If you have a child in primary school that has special education, you need to know how to write a letter to the school. You want your letters to express your desire to work together for the benefit of your child. By sharing and sharing information with the school, you encourage the school to share and share information with you instead.
Your first letter to the school should be a letter describing your child. His strengths and interests, like and dislike, expertise and discreet behavior, health problems, and any relevant experience you want to share with the school can help them understand your child better.
The future of your letters may be requesting information or explanations, or requesting a particular application or service, or it may be documenting events that occurred.

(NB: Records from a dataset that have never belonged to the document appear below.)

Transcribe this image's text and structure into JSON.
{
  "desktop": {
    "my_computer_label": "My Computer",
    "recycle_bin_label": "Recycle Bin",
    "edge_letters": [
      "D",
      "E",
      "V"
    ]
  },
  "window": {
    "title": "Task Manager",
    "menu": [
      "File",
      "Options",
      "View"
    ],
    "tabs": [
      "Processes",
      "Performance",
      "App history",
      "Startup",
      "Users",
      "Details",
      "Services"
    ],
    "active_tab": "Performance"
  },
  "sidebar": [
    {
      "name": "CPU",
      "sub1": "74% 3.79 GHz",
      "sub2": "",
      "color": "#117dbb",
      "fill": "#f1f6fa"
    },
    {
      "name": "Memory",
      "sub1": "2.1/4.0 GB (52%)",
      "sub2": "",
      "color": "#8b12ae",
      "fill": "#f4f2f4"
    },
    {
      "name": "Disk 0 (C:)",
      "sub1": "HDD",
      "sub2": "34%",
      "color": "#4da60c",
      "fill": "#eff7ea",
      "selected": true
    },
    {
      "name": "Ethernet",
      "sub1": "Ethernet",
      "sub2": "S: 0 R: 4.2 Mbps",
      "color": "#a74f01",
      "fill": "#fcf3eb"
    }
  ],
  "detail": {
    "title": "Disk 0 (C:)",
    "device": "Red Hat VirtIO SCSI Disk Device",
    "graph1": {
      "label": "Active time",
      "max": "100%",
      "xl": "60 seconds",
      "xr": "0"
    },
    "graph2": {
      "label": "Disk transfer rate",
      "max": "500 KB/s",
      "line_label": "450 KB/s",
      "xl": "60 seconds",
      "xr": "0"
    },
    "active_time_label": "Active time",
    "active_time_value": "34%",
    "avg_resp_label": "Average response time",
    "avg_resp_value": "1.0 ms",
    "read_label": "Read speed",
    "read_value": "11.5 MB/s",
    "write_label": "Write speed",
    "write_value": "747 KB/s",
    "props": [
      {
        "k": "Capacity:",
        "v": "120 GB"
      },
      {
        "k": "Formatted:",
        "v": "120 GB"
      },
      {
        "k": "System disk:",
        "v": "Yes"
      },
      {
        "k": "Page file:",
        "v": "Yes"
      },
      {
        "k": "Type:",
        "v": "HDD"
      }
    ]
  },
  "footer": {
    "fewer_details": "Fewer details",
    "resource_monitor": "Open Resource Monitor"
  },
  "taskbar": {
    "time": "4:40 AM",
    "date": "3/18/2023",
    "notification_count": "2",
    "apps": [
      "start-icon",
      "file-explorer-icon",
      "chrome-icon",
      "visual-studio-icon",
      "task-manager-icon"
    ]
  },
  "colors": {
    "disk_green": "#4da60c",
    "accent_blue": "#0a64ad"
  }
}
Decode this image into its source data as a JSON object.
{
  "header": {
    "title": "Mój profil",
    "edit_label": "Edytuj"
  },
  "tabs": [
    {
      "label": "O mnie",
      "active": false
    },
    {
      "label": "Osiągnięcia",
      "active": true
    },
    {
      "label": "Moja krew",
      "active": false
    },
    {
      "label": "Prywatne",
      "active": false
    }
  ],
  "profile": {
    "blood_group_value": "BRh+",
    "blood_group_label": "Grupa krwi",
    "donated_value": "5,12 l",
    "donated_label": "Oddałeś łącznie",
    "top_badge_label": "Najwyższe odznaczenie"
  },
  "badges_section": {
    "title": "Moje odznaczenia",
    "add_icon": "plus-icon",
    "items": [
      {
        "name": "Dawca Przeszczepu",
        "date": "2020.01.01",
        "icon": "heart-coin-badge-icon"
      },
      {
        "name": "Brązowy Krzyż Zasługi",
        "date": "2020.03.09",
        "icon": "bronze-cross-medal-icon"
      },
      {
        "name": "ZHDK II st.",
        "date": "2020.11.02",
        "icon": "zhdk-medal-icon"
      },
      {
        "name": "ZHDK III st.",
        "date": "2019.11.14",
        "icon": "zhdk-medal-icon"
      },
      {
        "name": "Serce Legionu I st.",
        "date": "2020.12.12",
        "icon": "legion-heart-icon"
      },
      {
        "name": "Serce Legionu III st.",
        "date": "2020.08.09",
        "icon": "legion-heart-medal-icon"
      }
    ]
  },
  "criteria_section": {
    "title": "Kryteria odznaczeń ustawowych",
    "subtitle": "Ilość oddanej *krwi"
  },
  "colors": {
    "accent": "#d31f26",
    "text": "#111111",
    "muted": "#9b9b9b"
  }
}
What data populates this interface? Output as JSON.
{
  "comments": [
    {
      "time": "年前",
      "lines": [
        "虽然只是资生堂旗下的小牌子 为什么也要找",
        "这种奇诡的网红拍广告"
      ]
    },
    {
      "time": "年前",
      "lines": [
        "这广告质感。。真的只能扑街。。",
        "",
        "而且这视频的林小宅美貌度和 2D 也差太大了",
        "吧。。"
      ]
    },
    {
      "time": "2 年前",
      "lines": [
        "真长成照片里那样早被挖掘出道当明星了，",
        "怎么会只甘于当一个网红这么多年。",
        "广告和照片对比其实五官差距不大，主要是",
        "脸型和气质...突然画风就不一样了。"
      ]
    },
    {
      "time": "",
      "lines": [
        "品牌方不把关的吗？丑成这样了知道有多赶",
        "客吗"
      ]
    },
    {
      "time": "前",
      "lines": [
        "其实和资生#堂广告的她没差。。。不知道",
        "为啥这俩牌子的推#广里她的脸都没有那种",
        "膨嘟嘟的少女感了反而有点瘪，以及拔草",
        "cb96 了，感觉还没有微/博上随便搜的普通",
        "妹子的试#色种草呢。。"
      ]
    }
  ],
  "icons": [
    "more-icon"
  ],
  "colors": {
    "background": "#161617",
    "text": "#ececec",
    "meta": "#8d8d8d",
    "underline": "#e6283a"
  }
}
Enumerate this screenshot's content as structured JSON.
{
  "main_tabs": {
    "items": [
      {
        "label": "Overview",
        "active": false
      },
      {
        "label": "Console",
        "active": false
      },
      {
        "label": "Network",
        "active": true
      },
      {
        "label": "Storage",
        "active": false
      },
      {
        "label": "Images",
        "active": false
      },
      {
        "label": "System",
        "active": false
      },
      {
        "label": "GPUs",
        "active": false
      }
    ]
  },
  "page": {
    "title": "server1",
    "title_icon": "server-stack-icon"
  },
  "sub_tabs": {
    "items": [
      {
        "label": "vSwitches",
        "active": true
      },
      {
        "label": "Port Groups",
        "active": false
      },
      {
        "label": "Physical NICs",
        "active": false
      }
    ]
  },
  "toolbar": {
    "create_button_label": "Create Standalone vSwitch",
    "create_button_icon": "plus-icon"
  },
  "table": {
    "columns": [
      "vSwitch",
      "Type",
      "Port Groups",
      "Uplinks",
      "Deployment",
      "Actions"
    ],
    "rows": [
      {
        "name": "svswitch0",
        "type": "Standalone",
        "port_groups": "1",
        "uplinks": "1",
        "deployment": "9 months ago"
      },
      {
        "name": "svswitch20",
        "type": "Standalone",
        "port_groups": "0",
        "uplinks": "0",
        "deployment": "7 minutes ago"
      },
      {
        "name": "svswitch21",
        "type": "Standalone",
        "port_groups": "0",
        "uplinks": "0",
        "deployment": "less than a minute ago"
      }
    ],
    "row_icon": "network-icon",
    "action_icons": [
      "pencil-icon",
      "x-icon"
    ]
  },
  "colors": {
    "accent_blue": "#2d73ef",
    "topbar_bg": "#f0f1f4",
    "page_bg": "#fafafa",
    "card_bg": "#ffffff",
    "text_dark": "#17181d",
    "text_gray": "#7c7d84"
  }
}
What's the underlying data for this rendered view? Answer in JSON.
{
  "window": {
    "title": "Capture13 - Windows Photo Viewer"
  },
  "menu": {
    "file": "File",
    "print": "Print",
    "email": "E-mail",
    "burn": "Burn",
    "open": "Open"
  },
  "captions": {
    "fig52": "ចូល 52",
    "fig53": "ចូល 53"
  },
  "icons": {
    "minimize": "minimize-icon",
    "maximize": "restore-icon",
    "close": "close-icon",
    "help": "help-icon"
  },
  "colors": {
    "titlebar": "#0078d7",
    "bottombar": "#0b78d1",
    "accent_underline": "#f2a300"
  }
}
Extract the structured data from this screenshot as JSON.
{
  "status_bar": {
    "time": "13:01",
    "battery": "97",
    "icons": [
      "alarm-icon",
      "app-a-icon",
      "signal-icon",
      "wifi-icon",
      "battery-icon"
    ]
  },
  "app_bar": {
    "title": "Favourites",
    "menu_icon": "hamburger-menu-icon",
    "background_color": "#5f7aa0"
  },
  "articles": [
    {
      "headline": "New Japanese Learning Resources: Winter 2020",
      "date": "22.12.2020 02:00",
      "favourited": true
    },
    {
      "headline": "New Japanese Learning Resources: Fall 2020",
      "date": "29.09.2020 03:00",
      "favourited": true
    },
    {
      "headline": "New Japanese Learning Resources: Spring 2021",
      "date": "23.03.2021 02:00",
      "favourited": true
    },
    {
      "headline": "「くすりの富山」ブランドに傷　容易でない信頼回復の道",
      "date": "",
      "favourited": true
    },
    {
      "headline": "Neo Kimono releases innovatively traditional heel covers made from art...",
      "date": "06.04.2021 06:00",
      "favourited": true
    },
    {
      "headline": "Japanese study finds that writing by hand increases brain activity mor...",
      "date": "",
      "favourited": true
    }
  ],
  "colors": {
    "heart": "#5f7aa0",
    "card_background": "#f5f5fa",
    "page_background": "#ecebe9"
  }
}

If you are angry at the school because of an incident that has occurred or because of actions that have not been taken, my advice is to immediately write down all your thoughts and feelings. Keep going … get them all out. This is for you – for your emotional health and well-being. When you're done, pull up and start again.
Let yourself write to someone who does not know you, your child or current circumstances. You may want to send copies to the director of education who may not know you, your child or the situation. Keep in mind that the letters you write now will be placed in your children's tutorials and may be read by different school administrators or the Minister of Education years later. So give some background information but write the letter with just as much detail as necessary so that a foreigner would understand the situation from your point of view. Don't try to repeat yourself and don't be too wordy. If the letter goes on and the reader will lose interest and the letter will lose effect.
Face-to-face communication against written communication
When we face-to-face, we benefit from immediate feedback and answers to our questions. We can also listen to other points of view and answer their questions. This allows us to manage our communication messages in one direction or another depending on the other side of comments, questions, and answers. In addition, we have the benefits of non-verbal communication and if we are talented, we can hear & # 39; what is not said. One danger of face-to-face communication is that we often break the path of less important issues than the ones we intended to deal with. Another risk is that you can't take something back when it's said.
When writing a letter, you have the luxury of deleting what you wrote and rewriting it. After you write the letter, do not send it immediately. Sleep it. You are probably thinking of something else you want to say or another way of saying it is more effective. Don't be a court and never demand, threaten, teach or show your anger or resentment. Keep your emotions and feelings out of a letter. You want to keep the reader interested, not defensive or anxious. Continue with the facts and keep your views to a minimum.
Before you write a letter to the school, you should ask yourself; What is the purpose of this letter? What am I trying to achieve? Is it asking for information or implementing a plan or service? Is it providing information to the school about the needs of the child? Is it rejecting a proposal or request from the principal? Is it to add to school staff in good work? Is that the purpose of documenting an incident?
If you write an important letter to primary school, it should be like a business letter. Make sure it is fine and professional. Start your letter chronologically and temporarily develop it. Make sure it is interesting and easy to follow.
Your Proofleading Letter
When you review your letter for content, spelling and grammar, always read your letter and read each word. Don't let your mind assume that words are there when they're not. If possible, have someone else read it and give an opinion on the tone of a letter. Does your letter point or reach your goal? Effective writing skills are key to successful advocacy. Take the time to get it right before sending it to your child's primary school.